To do - The entries are to be repeated in full, without any change.

Raw data -
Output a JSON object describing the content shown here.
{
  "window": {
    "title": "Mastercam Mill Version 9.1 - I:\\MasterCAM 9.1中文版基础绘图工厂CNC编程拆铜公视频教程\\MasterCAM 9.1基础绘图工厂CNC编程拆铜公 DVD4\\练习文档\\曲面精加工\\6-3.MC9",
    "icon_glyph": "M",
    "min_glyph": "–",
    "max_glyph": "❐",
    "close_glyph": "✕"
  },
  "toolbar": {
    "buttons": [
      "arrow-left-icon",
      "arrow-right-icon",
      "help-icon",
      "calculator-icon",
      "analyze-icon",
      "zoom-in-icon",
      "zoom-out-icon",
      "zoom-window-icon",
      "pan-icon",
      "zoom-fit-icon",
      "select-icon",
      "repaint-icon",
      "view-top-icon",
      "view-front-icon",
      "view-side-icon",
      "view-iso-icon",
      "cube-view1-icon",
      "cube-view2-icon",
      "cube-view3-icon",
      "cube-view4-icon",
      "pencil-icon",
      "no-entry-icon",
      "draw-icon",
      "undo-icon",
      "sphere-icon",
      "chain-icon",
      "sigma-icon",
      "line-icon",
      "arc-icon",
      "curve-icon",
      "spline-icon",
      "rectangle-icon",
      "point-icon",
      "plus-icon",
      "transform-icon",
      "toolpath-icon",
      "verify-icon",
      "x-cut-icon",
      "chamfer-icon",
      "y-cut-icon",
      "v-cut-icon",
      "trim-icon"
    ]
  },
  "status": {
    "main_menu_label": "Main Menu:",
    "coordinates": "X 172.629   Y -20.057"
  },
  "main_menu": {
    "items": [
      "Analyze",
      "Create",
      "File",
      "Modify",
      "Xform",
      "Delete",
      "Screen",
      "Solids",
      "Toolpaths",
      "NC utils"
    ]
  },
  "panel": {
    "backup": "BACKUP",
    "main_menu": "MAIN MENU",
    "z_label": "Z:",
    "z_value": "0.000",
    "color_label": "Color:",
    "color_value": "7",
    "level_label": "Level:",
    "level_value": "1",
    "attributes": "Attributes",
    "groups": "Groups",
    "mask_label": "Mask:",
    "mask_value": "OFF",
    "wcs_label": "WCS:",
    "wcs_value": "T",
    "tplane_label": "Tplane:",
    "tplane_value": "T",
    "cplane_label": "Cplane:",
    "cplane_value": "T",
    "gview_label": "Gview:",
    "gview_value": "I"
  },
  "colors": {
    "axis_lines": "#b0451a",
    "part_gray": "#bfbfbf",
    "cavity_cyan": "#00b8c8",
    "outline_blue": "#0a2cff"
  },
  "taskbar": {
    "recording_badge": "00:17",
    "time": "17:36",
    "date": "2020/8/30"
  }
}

Written reply -
Output a JSON object describing the content shown here.
{
  "window": {
    "title": "Mastercam Mill Version 9.1 - I:\\MasterCAM 9.1中文版基础绘图工厂CNC编程拆铜公视频教程\\MasterCAM 9.1基础绘图工厂CNC编程拆铜公 DVD4\\练习文档\\曲面精加工\\6-3.MC9",
    "icon_glyph": "M",
    "min_glyph": "–",
    "max_glyph": "❐",
    "close_glyph": "✕"
  },
  "toolbar": {
    "buttons": [
      "arrow-left-icon",
      "arrow-right-icon",
      "help-icon",
      "calculator-icon",
      "analyze-icon",
      "zoom-in-icon",
      "zoom-out-icon",
      "zoom-window-icon",
      "pan-icon",
      "zoom-fit-icon",
      "select-icon",
      "repaint-icon",
      "view-top-icon",
      "view-front-icon",
      "view-side-icon",
      "view-iso-icon",
      "cube-view1-icon",
      "cube-view2-icon",
      "cube-view3-icon",
      "cube-view4-icon",
      "pencil-icon",
      "no-entry-icon",
      "draw-icon",
      "undo-icon",
      "sphere-icon",
      "chain-icon",
      "sigma-icon",
      "line-icon",
      "arc-icon",
      "curve-icon",
      "spline-icon",
      "rectangle-icon",
      "point-icon",
      "plus-icon",
      "transform-icon",
      "toolpath-icon",
      "verify-icon",
      "x-cut-icon",
      "chamfer-icon",
      "y-cut-icon",
      "v-cut-icon",
      "trim-icon"
    ]
  },
  "status": {
    "main_menu_label": "Main Menu:",
    "coordinates": "X 172.629   Y -20.057"
  },
  "main_menu": {
    "items": [
      "Analyze",
      "Create",
      "File",
      "Modify",
      "Xform",
      "Delete",
      "Screen",
      "Solids",
      "Toolpaths",
      "NC utils"
    ]
  },
  "panel": {
    "backup": "BACKUP",
    "main_menu": "MAIN MENU",
    "z_label": "Z:",
    "z_value": "0.000",
    "color_label": "Color:",
    "color_value": "7",
    "level_label": "Level:",
    "level_value": "1",
    "attributes": "Attributes",
    "groups": "Groups",
    "mask_label": "Mask:",
    "mask_value": "OFF",
    "wcs_label": "WCS:",
    "wcs_value": "T",
    "tplane_label": "Tplane:",
    "tplane_value": "T",
    "cplane_label": "Cplane:",
    "cplane_value": "T",
    "gview_label": "Gview:",
    "gview_value": "I"
  },
  "colors": {
    "axis_lines": "#b0451a",
    "part_gray": "#bfbfbf",
    "cavity_cyan": "#00b8c8",
    "outline_blue": "#0a2cff"
  },
  "taskbar": {
    "recording_badge": "00:17",
    "time": "17:36",
    "date": "2020/8/30"
  }
}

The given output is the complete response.